Through large governance programmes we have been supporting new spaces for dialogue between citizens and the state, and mobilising citizens and civil society to demand accountability from decision makers.
More than half of the organisations we have supported through the UK aid-funded £23m Strengthening Transparency, Accountability and Responsiveness programme (STAR-Ghana) have engaged with and influenced official decision-making bodies. For example, civil society groups developed a national campaign to address illegal mining and its economic and environmental effects: contributing to changes in the law.
In Sierra Leone, our Strengthening Accountability Building Inclusion (SABI) programme has fostered positive relationships between citizens and the state. Data collected by our consortium partner Restless Development shows that the programme has directly engaged over 44,000 people as change agents for improvements to service provision in their communities.
In Nigeria, the Voice to the People programme helped communities produce their own Charters of Demands as expressions of community need and demand for good governance, services and infrastructure.

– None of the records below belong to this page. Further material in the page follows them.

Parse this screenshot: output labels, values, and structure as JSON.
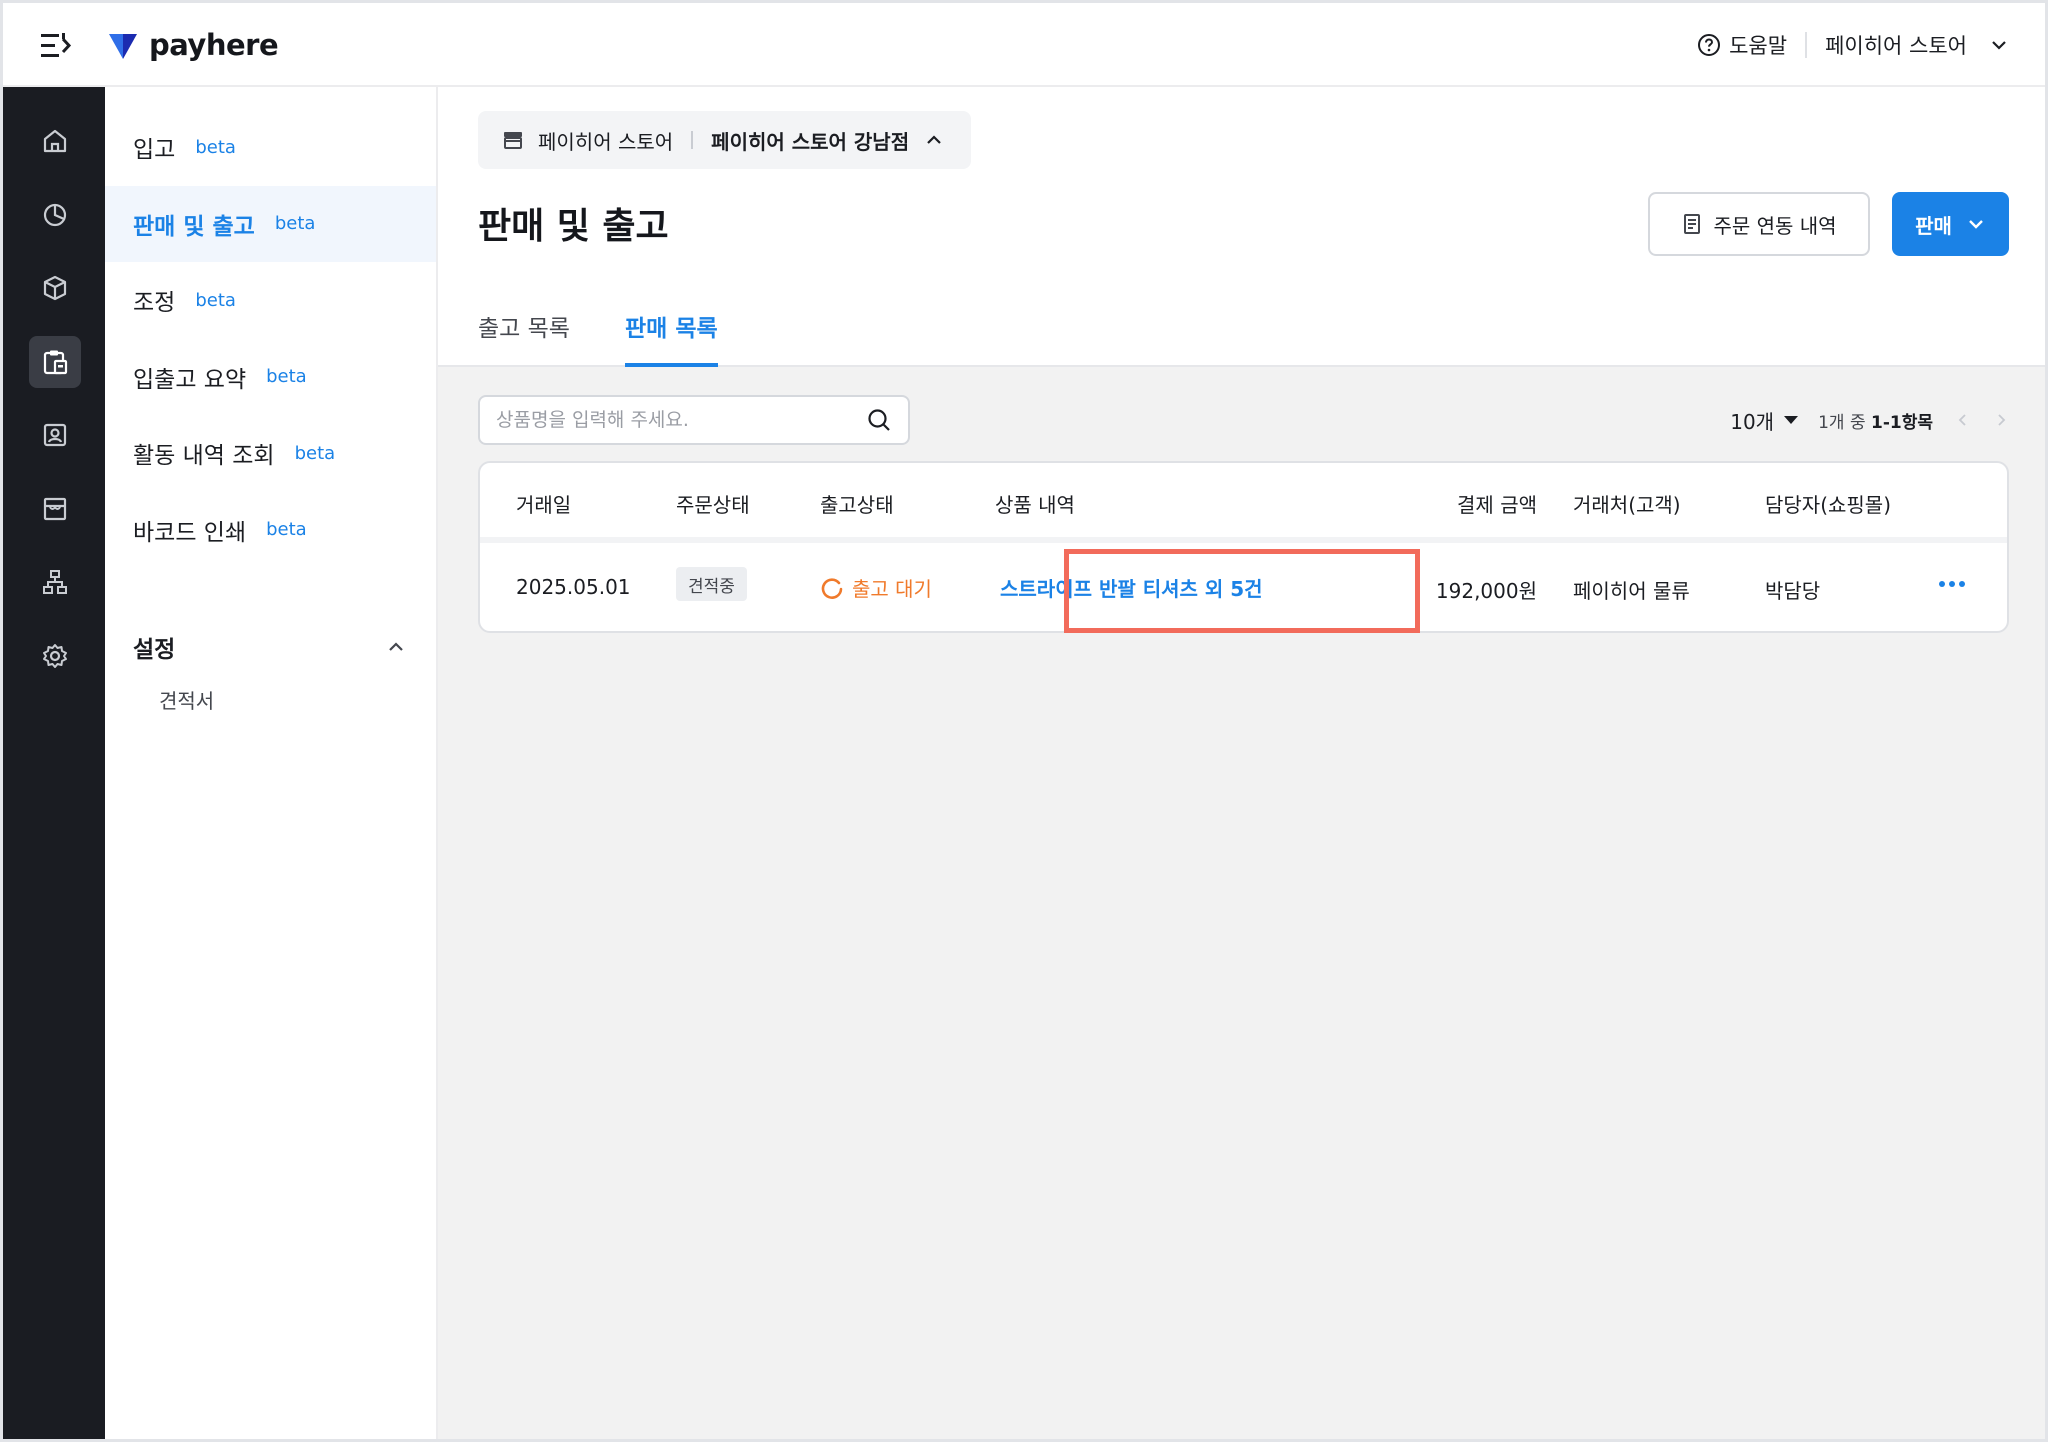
{
  "header": {
    "logo_text": "payhere",
    "help_label": "도움말",
    "store_name": "페이히어 스토어"
  },
  "rail": {
    "items": [
      "home-icon",
      "chart-icon",
      "box-icon",
      "clipboard-icon",
      "contact-icon",
      "store-icon",
      "org-icon",
      "gear-icon"
    ],
    "active_index": 3
  },
  "sidebar": {
    "items": [
      {
        "label": "입고",
        "badge": "beta"
      },
      {
        "label": "판매 및 출고",
        "badge": "beta"
      },
      {
        "label": "조정",
        "badge": "beta"
      },
      {
        "label": "입출고 요약",
        "badge": "beta"
      },
      {
        "label": "활동 내역 조회",
        "badge": "beta"
      },
      {
        "label": "바코드 인쇄",
        "badge": "beta"
      }
    ],
    "group_label": "설정",
    "sub_item": "견적서"
  },
  "main": {
    "store_pill": {
      "store": "페이히어 스토어",
      "branch": "페이히어 스토어 강남점"
    },
    "title": "판매 및 출고",
    "order_link_button": "주문 연동 내역",
    "sell_button": "판매",
    "tabs": [
      "출고 목록",
      "판매 목록"
    ],
    "active_tab": 1,
    "search_placeholder": "상품명을 입력해 주세요.",
    "page_size": "10개",
    "range_prefix": "1개 중",
    "range_value": "1-1항목"
  },
  "table": {
    "headers": [
      "거래일",
      "주문상태",
      "출고상태",
      "상품 내역",
      "결제 금액",
      "거래처(고객)",
      "담당자(쇼핑몰)"
    ],
    "rows": [
      {
        "date": "2025.05.01",
        "order_status": "견적중",
        "ship_status": "출고 대기",
        "product": "스트라이프 반팔 티셔츠 외 5건",
        "amount": "192,000원",
        "partner": "페이히어 물류",
        "manager": "박담당"
      }
    ]
  },
  "colors": {
    "accent": "#1b82e6",
    "rail_bg": "#1a1c22",
    "warning": "#f07a2b",
    "highlight": "#f26b5b"
  }
}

These demands are presented to local government and the planned budgets and services of the local district councils are followed up on and monitored by the community.
South Africa’s Parliament passed the country’s first-ever national minimum wage legislation in 2018. The Studies in Poverty and Inequality Institute (SPII), a Christian Aid South Africa partner, directed the minimum wage negotiations as Community Constituency chief negotiator through discussions with the government, business and organised labour, achieving a higher rate than initially tabled.